In both my patients what Adderall appears to have been doing was to act as a barrier against fear. This surmounting of fear with the aid of dopamine - a sympathomimetic compound - made the first patient more social and less paranoid and by getting more satisfaction out of life during the day she did not have to take her conflicts to bed and dreams and thus sleep restlessly. In the second patient the daylight and the noisy TV  were protection against fear but were insufficient by themselves and only with the addition of Adderall the balance was tipped in favor of allowing her to fall asleep deeply, though for no more than two hours. Daylight may have signified that most of the world was awake now and could be summoned for help in case danger came her way.

 In both cases Adderall reduced the racing thoughts. Fear makes one want to run away, and if one cannot run on their feet they run in their imagination (daydreams) and racing thoughts. So at the root of racing thoughts lies the motive to run away from the situation in hand and when the conflict reemerges at the new locale to run from their to the next and so on, resulting in trying to be in 100 different places at the same time putting out fires everywhere. Children with ADHD cannot concentrate either because they are running away from their internal fears - in most cases unresolved Oedipal conflict where the  residual (unconscious) sexual attachment to the mother and corresponding fear of the father keeps generating fear/anxiety - and thus their mind is racing and unable to concentrate in what is happening in "here and now". Amphetamines by enforcing dopamine secretion and thus giving a sense of something positive happening raises the person's interest in the immediate surroundings. This sense of something positive happening gives the feeling that this situation is pleasure giving, therefore not dangerous, and where one should focus one's attention to get more of similar pleasure.

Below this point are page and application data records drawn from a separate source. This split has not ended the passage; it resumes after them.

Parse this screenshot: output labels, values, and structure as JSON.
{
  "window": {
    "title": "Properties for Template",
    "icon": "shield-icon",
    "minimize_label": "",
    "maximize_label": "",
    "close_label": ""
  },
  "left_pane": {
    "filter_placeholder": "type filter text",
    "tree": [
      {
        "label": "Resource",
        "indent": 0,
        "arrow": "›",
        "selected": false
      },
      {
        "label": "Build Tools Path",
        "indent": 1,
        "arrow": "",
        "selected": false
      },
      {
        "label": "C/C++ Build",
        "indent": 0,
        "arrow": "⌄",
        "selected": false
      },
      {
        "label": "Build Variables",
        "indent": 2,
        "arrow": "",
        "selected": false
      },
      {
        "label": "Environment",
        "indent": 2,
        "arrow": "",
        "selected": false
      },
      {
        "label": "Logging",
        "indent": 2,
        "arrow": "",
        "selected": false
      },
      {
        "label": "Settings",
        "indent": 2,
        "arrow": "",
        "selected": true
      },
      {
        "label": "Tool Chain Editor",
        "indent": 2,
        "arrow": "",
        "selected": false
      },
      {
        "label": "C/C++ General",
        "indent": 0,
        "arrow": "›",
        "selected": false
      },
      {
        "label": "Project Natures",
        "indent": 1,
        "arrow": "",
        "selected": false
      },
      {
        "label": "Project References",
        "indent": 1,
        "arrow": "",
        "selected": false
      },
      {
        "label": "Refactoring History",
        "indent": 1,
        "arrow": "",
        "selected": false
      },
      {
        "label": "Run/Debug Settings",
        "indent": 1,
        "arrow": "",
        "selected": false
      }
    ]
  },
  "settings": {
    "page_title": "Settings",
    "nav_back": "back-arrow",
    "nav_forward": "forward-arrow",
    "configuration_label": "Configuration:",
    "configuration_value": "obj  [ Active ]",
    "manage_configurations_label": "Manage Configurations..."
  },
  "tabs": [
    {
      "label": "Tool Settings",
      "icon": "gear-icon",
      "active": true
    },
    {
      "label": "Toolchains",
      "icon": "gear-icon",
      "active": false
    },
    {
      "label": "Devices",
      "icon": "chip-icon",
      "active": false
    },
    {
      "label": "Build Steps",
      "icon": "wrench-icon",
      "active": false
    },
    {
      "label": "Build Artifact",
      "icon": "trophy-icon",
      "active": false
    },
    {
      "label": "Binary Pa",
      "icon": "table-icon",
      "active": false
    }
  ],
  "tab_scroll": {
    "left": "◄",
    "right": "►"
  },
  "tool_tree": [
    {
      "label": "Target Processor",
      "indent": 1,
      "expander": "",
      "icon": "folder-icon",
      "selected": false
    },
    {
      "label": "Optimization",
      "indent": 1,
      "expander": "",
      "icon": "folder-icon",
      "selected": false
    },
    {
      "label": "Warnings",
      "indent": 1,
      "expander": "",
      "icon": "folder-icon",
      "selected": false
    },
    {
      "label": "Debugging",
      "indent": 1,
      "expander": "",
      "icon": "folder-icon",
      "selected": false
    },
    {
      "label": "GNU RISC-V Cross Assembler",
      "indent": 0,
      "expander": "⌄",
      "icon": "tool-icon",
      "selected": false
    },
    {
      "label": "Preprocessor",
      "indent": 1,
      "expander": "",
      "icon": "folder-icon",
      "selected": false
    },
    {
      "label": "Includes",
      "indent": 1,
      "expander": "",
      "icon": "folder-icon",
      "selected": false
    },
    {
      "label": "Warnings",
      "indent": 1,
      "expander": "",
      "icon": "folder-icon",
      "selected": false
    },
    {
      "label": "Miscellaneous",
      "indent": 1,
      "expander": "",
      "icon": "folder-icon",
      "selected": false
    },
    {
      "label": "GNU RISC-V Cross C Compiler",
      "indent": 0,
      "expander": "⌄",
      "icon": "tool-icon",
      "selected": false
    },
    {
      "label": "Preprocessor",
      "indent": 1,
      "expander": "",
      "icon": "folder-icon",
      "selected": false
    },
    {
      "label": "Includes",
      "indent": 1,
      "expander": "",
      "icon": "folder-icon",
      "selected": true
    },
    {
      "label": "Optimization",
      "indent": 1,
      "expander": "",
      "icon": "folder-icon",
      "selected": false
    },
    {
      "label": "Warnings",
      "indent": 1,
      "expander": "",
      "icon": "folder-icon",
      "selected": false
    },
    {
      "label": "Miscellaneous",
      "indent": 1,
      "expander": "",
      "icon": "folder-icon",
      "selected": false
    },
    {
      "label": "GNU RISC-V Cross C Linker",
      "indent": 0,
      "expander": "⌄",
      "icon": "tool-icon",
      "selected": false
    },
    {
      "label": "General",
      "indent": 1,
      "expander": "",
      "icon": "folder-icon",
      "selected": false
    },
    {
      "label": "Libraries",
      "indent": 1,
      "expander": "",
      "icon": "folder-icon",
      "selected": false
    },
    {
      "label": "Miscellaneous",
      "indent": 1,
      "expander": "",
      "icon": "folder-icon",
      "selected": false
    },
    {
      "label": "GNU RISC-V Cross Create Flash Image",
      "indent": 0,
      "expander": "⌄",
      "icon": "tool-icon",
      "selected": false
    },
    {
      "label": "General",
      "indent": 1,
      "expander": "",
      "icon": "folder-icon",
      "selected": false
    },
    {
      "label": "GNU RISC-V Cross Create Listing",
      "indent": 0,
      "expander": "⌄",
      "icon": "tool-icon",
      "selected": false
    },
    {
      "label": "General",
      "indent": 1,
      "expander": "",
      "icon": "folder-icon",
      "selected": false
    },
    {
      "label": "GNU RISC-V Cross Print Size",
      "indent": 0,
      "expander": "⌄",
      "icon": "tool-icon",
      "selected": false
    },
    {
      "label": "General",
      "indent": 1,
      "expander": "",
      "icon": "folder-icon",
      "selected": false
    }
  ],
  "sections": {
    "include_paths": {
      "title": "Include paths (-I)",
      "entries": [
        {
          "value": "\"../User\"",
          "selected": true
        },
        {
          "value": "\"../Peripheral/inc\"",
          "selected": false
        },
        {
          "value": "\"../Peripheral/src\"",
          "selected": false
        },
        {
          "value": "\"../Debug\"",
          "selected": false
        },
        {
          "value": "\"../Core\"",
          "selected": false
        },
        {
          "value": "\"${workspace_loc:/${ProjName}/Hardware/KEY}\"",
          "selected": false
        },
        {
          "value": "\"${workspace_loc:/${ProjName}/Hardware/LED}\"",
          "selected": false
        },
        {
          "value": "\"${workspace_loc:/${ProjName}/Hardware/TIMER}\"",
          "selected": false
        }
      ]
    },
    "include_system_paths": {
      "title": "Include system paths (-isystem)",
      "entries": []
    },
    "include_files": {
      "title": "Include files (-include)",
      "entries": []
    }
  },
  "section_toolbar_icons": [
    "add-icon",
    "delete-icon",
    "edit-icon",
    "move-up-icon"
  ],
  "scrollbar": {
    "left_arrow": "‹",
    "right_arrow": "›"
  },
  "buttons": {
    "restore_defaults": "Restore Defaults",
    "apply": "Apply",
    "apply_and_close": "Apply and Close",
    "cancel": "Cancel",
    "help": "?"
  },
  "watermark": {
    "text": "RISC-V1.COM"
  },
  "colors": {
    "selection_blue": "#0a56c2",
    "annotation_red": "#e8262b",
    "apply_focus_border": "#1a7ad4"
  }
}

One must caution that these two cases are not typical and as a rule amphetamine prevents sleep and exacerbates paranoia.